The destruction is huge: in aerial images it is possible to see entire streets reduced to ash and smoke. Unlike other fires, these were not limited to the countryside and reached the suburbs.
“Families had only a few minutes to gather what they could – animals, children – into a car and flee,” Polis said at a press conference on Friday. It all happened “in the blink of an eye,” the governor said.
Last night, flames tinged the sky orange, fueled by wind gusts of up to 160 km/h. it seems that the fire was caused by the fall of electric poles on dry ground.
There is still no information on the number of houses destroyed. Boulder County Sheriff Joe Pelle today estimated it to be more than 500, and said he “wouldn’t be surprised if there were more than 1,000.”
The fire spread as “a mosaic”, so some neighborhoods were saved while houses on the other side were burned, he explained.
“When you look at the devastation, it’s amazing that we don’t have a list of 100 missing people, but we don’t,” the sheriff declared.
In a phone call to Governor Polis, President Joe Biden promised to do “whatever possible to provide immediate assistance to affected people and localities,” according to the White House.
This Friday the ashes were covered by snow.
The US Weather Service (NWS) has put part of this mountainous state on winter storm alert and forecasts heavy snowfall in the coming days.
The snow “will help us,” said Pelle, who doubts the fire will spread again now.
Some evacuation orders were suspended by local authorities overnight, but access remains prohibited to locations such as Superior, with 13,000 inhabitants.
Patrick Kilbride, 72, was working when he was ordered to evacuate. He only managed to save his car and the clothes he was wearing.
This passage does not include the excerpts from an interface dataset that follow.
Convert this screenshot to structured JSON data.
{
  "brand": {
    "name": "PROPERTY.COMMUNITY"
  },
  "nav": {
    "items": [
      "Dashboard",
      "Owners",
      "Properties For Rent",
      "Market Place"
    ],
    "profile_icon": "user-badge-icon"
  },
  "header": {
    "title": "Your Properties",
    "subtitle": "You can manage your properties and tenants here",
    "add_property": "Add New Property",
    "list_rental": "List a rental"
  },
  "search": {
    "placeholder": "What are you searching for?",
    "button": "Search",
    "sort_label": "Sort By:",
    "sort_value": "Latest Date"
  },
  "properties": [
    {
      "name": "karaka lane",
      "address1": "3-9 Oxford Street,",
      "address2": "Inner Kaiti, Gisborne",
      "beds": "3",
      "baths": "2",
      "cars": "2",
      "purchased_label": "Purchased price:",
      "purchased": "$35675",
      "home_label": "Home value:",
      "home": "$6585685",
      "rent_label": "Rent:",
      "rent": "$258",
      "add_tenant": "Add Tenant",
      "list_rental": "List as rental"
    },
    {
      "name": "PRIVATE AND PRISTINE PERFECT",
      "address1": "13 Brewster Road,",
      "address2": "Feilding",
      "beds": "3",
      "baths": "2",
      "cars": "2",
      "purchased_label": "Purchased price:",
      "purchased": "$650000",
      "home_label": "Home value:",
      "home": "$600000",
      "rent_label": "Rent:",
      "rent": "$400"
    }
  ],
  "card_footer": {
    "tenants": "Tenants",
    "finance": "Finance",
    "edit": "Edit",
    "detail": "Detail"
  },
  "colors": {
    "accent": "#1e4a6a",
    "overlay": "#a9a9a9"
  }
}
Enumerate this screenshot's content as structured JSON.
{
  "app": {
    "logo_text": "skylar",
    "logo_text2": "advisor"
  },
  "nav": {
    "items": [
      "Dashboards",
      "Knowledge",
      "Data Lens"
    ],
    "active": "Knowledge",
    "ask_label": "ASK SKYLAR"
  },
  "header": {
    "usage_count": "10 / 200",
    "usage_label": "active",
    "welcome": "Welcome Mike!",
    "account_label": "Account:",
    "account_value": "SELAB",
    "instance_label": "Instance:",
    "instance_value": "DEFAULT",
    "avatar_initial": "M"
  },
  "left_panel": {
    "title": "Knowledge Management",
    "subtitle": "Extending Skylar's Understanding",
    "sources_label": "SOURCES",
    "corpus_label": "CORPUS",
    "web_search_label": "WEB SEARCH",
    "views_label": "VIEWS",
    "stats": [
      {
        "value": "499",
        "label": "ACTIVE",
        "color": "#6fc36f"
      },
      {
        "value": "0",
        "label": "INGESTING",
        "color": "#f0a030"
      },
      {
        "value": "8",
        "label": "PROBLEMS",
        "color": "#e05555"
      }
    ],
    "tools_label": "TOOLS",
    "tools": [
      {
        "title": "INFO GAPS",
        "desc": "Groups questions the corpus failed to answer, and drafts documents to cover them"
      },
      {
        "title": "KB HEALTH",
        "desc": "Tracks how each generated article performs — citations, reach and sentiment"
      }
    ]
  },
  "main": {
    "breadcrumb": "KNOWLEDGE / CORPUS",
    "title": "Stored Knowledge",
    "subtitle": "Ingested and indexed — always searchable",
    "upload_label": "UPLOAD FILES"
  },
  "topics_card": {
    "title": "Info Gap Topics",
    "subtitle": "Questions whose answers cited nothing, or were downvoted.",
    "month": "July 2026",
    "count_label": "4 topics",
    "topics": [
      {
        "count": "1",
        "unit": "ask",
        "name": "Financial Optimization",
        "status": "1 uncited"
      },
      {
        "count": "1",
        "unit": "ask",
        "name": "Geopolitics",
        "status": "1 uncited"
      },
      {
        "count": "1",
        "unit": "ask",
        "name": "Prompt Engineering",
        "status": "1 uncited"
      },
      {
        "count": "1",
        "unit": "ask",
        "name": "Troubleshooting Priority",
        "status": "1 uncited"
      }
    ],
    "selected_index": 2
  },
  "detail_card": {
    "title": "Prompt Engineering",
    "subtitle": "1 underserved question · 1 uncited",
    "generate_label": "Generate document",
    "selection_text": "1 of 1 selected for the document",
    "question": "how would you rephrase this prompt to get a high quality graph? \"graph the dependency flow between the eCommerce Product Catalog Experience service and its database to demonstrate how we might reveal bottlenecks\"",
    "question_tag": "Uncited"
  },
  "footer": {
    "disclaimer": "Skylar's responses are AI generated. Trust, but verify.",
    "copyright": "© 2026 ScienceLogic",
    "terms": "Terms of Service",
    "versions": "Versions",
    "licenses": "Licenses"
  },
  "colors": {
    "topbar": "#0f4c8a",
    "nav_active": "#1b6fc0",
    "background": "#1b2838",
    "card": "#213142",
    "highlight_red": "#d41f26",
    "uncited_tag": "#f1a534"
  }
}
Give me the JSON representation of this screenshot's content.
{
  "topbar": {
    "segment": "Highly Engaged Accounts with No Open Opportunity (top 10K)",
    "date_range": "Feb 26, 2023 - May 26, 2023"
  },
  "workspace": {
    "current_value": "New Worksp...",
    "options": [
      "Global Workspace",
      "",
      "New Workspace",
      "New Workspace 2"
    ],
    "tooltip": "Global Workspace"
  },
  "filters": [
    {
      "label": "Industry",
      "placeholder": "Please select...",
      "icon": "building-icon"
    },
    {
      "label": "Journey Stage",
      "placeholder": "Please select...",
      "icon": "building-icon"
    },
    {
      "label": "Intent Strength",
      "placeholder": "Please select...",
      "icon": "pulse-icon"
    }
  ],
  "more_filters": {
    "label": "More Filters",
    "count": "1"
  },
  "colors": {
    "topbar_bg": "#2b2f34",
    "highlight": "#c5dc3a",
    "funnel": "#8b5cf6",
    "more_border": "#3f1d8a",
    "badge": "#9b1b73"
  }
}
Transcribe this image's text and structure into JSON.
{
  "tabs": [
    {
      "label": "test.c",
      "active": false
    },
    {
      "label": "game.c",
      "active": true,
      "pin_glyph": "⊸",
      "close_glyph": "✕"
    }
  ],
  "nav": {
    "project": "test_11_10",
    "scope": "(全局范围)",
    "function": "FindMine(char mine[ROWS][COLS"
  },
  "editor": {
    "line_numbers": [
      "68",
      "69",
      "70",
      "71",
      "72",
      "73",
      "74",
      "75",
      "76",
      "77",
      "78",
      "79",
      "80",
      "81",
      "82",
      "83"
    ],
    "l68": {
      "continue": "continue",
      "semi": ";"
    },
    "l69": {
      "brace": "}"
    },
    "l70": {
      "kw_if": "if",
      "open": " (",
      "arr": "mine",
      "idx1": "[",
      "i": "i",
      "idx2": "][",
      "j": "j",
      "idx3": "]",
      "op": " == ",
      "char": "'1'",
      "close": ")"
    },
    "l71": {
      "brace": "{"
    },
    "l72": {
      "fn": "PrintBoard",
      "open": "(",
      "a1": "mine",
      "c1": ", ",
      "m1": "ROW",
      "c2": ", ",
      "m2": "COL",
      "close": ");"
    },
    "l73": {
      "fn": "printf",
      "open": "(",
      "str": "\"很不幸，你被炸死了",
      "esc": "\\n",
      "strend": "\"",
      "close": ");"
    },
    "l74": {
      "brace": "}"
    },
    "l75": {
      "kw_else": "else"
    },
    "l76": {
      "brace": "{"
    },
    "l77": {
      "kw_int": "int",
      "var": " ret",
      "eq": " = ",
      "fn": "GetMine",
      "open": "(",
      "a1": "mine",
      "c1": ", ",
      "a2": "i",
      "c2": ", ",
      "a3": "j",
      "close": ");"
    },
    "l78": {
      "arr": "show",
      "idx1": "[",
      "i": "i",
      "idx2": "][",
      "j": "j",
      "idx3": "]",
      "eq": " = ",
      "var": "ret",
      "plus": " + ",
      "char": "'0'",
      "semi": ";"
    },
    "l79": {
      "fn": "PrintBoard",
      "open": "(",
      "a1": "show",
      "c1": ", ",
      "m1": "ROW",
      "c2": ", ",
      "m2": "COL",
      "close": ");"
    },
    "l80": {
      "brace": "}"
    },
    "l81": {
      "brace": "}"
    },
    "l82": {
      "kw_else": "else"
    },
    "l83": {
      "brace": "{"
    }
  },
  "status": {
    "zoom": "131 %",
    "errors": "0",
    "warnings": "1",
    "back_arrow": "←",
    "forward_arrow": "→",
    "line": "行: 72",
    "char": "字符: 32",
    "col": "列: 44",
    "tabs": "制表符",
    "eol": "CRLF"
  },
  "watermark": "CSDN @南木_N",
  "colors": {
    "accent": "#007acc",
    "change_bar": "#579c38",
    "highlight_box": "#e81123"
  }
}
The rest, that is, the house where he lived for three decades, was reduced to “ashes”, as he told the Denver Post.
Like much of the American West, Colorado is an arid state that has suffered from exceptional drought for years.
With global warming, it is likely that the intensity and frequency of episodes of drought and heat waves will increase even more, creating conditions that favor forest fires.
In recent years, the American West has suffered from unprecedented fires, particularly in California and Oregon.
For Daniel Swain, a meteorologist at UCLA University, “it’s hard to believe” that the fires are happening in December.
“However, take an autumn [no hemisfério norte] of record heat and drought, with just an inch of snow so far, and add a storm with extreme winds. […] and the result will be extremely dangerous fires that move very fast,” tweeted the researcher.
In addition to the fires, the United States has recently experienced other extreme events, such as the passing of Storm Ida in New York and New Jersey in September and the deadly tornadoes of December in Kentucky. So far, it is not known whether the latter are linked to global warming.